Task details: Copy every line of the data that contains the string "icon".

(Beginning of Supplied records)

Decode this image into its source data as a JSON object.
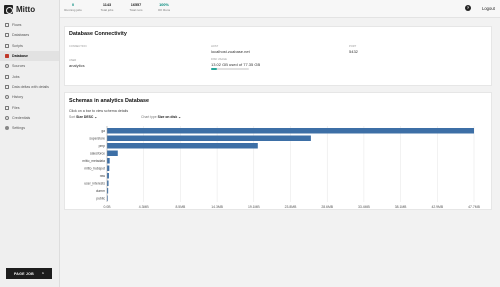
{
  "app": {
    "name": "Mitto"
  },
  "stats": [
    {
      "value": "0",
      "label": "Running jobs",
      "color": "#00897b"
    },
    {
      "value": "1143",
      "label": "Total jobs",
      "color": "#222222"
    },
    {
      "value": "16557",
      "label": "Total runs",
      "color": "#222222"
    },
    {
      "value": "100%",
      "label": "OK Runs",
      "color": "#00897b"
    }
  ],
  "topbar": {
    "help": "?",
    "logout": "Logout"
  },
  "sidebar": {
    "items": [
      {
        "label": "Flows",
        "icon": "flow-icon"
      },
      {
        "label": "Databases",
        "icon": "databases-icon"
      },
      {
        "label": "Scripts",
        "icon": "scripts-icon"
      },
      {
        "label": "Database",
        "icon": "database-icon",
        "active": true
      },
      {
        "label": "Sources",
        "icon": "sources-icon"
      },
      {
        "label": "Jobs",
        "icon": "jobs-icon"
      },
      {
        "label": "Data deltas with details",
        "icon": "deltas-icon"
      },
      {
        "label": "History",
        "icon": "history-icon"
      },
      {
        "label": "Files",
        "icon": "files-icon"
      },
      {
        "label": "Credentials",
        "icon": "credentials-icon"
      },
      {
        "label": "Settings",
        "icon": "settings-icon"
      }
    ],
    "page_job": "PAGE JOB",
    "page_job_caret": "^"
  },
  "connectivity": {
    "title": "Database Connectivity",
    "connection_label": "CONNECTION",
    "connection_value": "",
    "host_label": "HOST",
    "host_value": "localhost.zuabase.net",
    "port_label": "PORT",
    "port_value": "5432",
    "user_label": "USER",
    "user_value": "analytics",
    "disk_label": "DISK USAGE",
    "disk_value": "13.02 GB used of 77.35 GB",
    "disk_fraction": 0.168
  },
  "schemas": {
    "title": "Schemas in analytics Database",
    "hint": "Click on a bar to view schema details",
    "sort_label": "Sort",
    "sort_value": "Size DESC",
    "chart_type_label": "Chart type",
    "chart_type_value": "Size on disk"
  },
  "chart_data": {
    "type": "bar",
    "orientation": "horizontal",
    "categories": [
      "ga",
      "superstore",
      "pmp",
      "salesforce",
      "mitto_metadata",
      "mitto_hubspot",
      "raw",
      "user_interests",
      "dumm",
      "public"
    ],
    "values": [
      47.7,
      26.5,
      19.6,
      1.4,
      0.35,
      0.3,
      0.25,
      0.2,
      0.15,
      0.1
    ],
    "xlim": [
      0,
      47.7
    ],
    "xticks": [
      "0.0B",
      "4.3MB",
      "8.5MB",
      "14.3MB",
      "19.1MB",
      "23.8MB",
      "28.6MB",
      "33.4MB",
      "38.1MB",
      "42.9MB",
      "47.7MB"
    ],
    "bar_color": "#3d6fa6",
    "grid": true
  }
}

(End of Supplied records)

Exercise solution:
        "icon": "flow-icon"
        "icon": "databases-icon"
        "icon": "scripts-icon"
        "icon": "database-icon",
        "icon": "sources-icon"
        "icon": "jobs-icon"
        "icon": "deltas-icon"
        "icon": "history-icon"
        "icon": "files-icon"
        "icon": "credentials-icon"
        "icon": "settings-icon"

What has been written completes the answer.